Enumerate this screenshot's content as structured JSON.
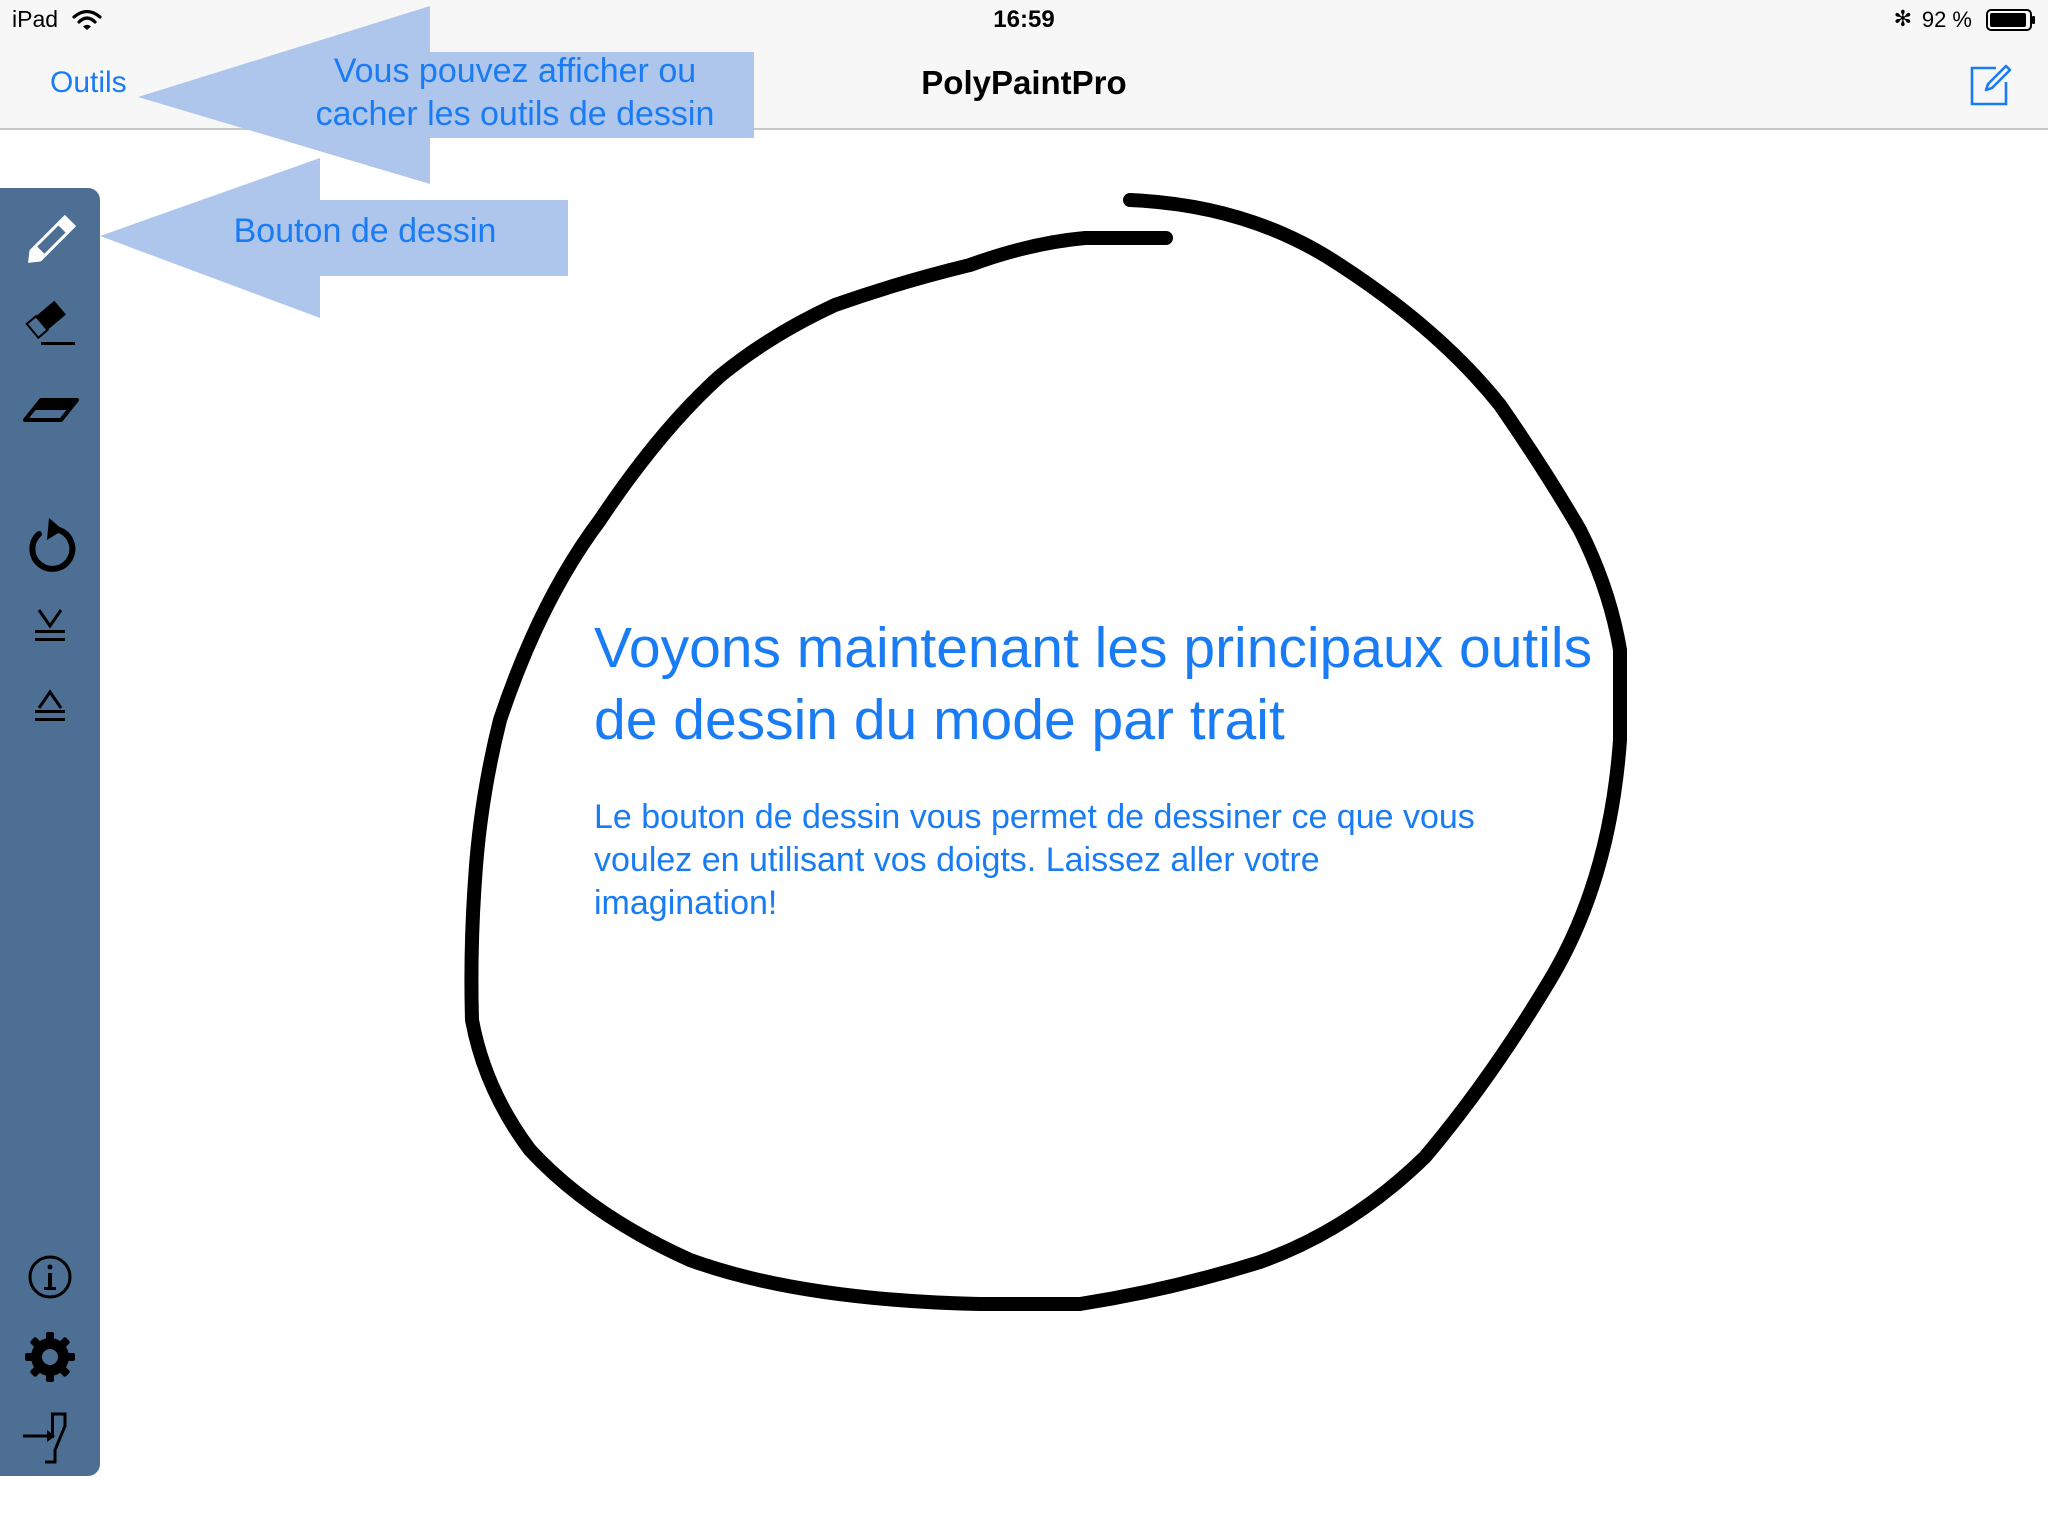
{
  "status_bar": {
    "device": "iPad",
    "time": "16:59",
    "battery_percent": "92 %",
    "bluetooth_glyph": "✻",
    "icons": [
      "wifi-icon",
      "bluetooth-icon",
      "battery-icon"
    ]
  },
  "nav": {
    "left_button": "Outils",
    "title": "PolyPaintPro",
    "right_icon": "compose-icon"
  },
  "callouts": {
    "tools_line1": "Vous pouvez afficher ou",
    "tools_line2": "cacher les outils de dessin",
    "draw_button": "Bouton de dessin",
    "color": "#aec6ec"
  },
  "toolbar": {
    "background": "#4c6f93",
    "tools": [
      "pencil-icon",
      "stroke-eraser-icon",
      "eraser-icon",
      "undo-icon",
      "send-backward-icon",
      "bring-forward-icon",
      "info-icon",
      "settings-icon",
      "exit-icon"
    ]
  },
  "tutorial": {
    "heading": "Voyons maintenant les principaux outils de dessin du mode par trait",
    "body": "Le bouton de dessin vous permet de dessiner ce que vous voulez en utilisant vos doigts. Laissez aller votre imagination!",
    "color": "#1a7cf5"
  },
  "drawing": {
    "stroke_color": "#000000"
  }
}
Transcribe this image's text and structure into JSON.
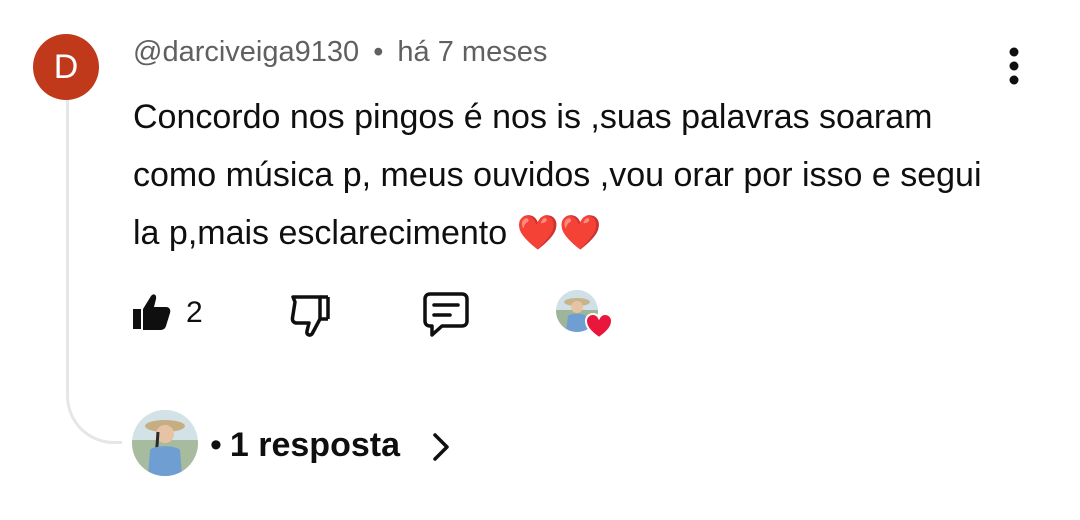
{
  "comment": {
    "avatar_letter": "D",
    "avatar_color": "#c0391b",
    "author": "@darciveiga9130",
    "separator": "•",
    "time_ago": "há 7 meses",
    "text": "Concordo nos pingos é nos is ,suas palavras soaram como música p, meus ouvidos ,vou orar por isso e segui la p,mais esclarecimento",
    "emoji": "❤️❤️"
  },
  "actions": {
    "like_icon": "thumbs-up-icon",
    "like_count": "2",
    "dislike_icon": "thumbs-down-icon",
    "reply_icon": "comment-icon",
    "creator_heart_icon": "heart-icon",
    "menu_icon": "more-vert-icon"
  },
  "replies": {
    "bullet": "•",
    "label": "1 resposta",
    "chevron_icon": "chevron-right-icon"
  },
  "colors": {
    "text": "#0f0f0f",
    "secondary_text": "#606060",
    "heart": "#e02c2c",
    "thread_line": "#e6e6e6"
  }
}
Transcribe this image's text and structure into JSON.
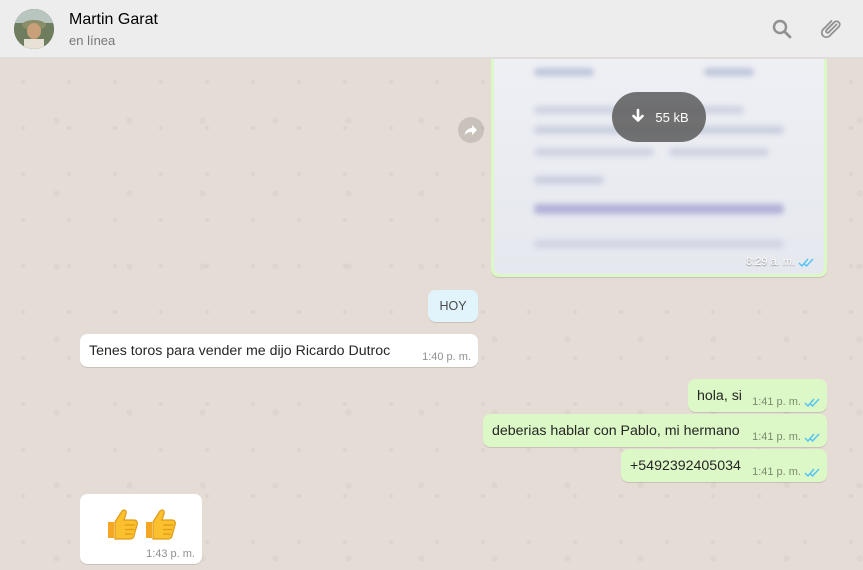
{
  "header": {
    "contact_name": "Martin Garat",
    "status": "en línea",
    "icons": [
      "search-icon",
      "attach-icon"
    ]
  },
  "image_message": {
    "download_size": "55 kB",
    "time": "8:29 a. m.",
    "status": "read"
  },
  "day_divider": "HOY",
  "messages": [
    {
      "direction": "in",
      "text": "Tenes toros para vender me dijo Ricardo Dutroc",
      "time": "1:40 p. m."
    },
    {
      "direction": "out",
      "text": "hola, si",
      "time": "1:41 p. m.",
      "status": "read"
    },
    {
      "direction": "out",
      "text": "deberias hablar con Pablo, mi hermano",
      "time": "1:41 p. m.",
      "status": "read"
    },
    {
      "direction": "out",
      "text": "+5492392405034",
      "time": "1:41 p. m.",
      "status": "read"
    },
    {
      "direction": "in",
      "text": "👍👍",
      "time": "1:43 p. m."
    }
  ],
  "colors": {
    "header_bg": "#ededed",
    "chat_bg": "#e5ddd5",
    "incoming_bubble": "#ffffff",
    "outgoing_bubble": "#dcf8c6",
    "read_ticks": "#4fc3f7",
    "day_chip": "#e1f3fb"
  }
}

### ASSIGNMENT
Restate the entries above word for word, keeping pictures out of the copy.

### FINISHED EXERCISE
Enumerate this screenshot's content as structured JSON.
{
  "status_bar": {
    "device": "iPad",
    "time": "16:59",
    "battery_percent": "92 %",
    "bluetooth_glyph": "✻",
    "icons": [
      "wifi-icon",
      "bluetooth-icon",
      "battery-icon"
    ]
  },
  "nav": {
    "left_button": "Outils",
    "title": "PolyPaintPro",
    "right_icon": "compose-icon"
  },
  "callouts": {
    "tools_line1": "Vous pouvez afficher ou",
    "tools_line2": "cacher les outils de dessin",
    "draw_button": "Bouton de dessin",
    "color": "#aec6ec"
  },
  "toolbar": {
    "background": "#4c6f93",
    "tools": [
      "pencil-icon",
      "stroke-eraser-icon",
      "eraser-icon",
      "undo-icon",
      "send-backward-icon",
      "bring-forward-icon",
      "info-icon",
      "settings-icon",
      "exit-icon"
    ]
  },
  "tutorial": {
    "heading": "Voyons maintenant les principaux outils de dessin du mode par trait",
    "body": "Le bouton de dessin vous permet de dessiner ce que vous voulez en utilisant vos doigts. Laissez aller votre imagination!",
    "color": "#1a7cf5"
  },
  "drawing": {
    "stroke_color": "#000000"
  }
}
Transcribe this image's text and structure into JSON.
{
  "comment": {
    "avatar_letter": "D",
    "avatar_color": "#c0391b",
    "author": "@darciveiga9130",
    "separator": "•",
    "time_ago": "há 7 meses",
    "text": "Concordo nos pingos é nos is ,suas palavras soaram como música p, meus ouvidos ,vou orar por isso e segui la p,mais esclarecimento",
    "emoji": "❤️❤️"
  },
  "actions": {
    "like_icon": "thumbs-up-icon",
    "like_count": "2",
    "dislike_icon": "thumbs-down-icon",
    "reply_icon": "comment-icon",
    "creator_heart_icon": "heart-icon",
    "menu_icon": "more-vert-icon"
  },
  "replies": {
    "bullet": "•",
    "label": "1 resposta",
    "chevron_icon": "chevron-right-icon"
  },
  "colors": {
    "text": "#0f0f0f",
    "secondary_text": "#606060",
    "heart": "#e02c2c",
    "thread_line": "#e6e6e6"
  }
}
Transcribe this image's text and structure into JSON.
{
  "header": {
    "contact_name": "Martin Garat",
    "status": "en línea",
    "icons": [
      "search-icon",
      "attach-icon"
    ]
  },
  "image_message": {
    "download_size": "55 kB",
    "time": "8:29 a. m.",
    "status": "read"
  },
  "day_divider": "HOY",
  "messages": [
    {
      "direction": "in",
      "text": "Tenes toros para vender me dijo Ricardo Dutroc",
      "time": "1:40 p. m."
    },
    {
      "direction": "out",
      "text": "hola, si",
      "time": "1:41 p. m.",
      "status": "read"
    },
    {
      "direction": "out",
      "text": "deberias hablar con Pablo, mi hermano",
      "time": "1:41 p. m.",
      "status": "read"
    },
    {
      "direction": "out",
      "text": "+5492392405034",
      "time": "1:41 p. m.",
      "status": "read"
    },
    {
      "direction": "in",
      "text": "👍👍",
      "time": "1:43 p. m."
    }
  ],
  "colors": {
    "header_bg": "#ededed",
    "chat_bg": "#e5ddd5",
    "incoming_bubble": "#ffffff",
    "outgoing_bubble": "#dcf8c6",
    "read_ticks": "#4fc3f7",
    "day_chip": "#e1f3fb"
  }
}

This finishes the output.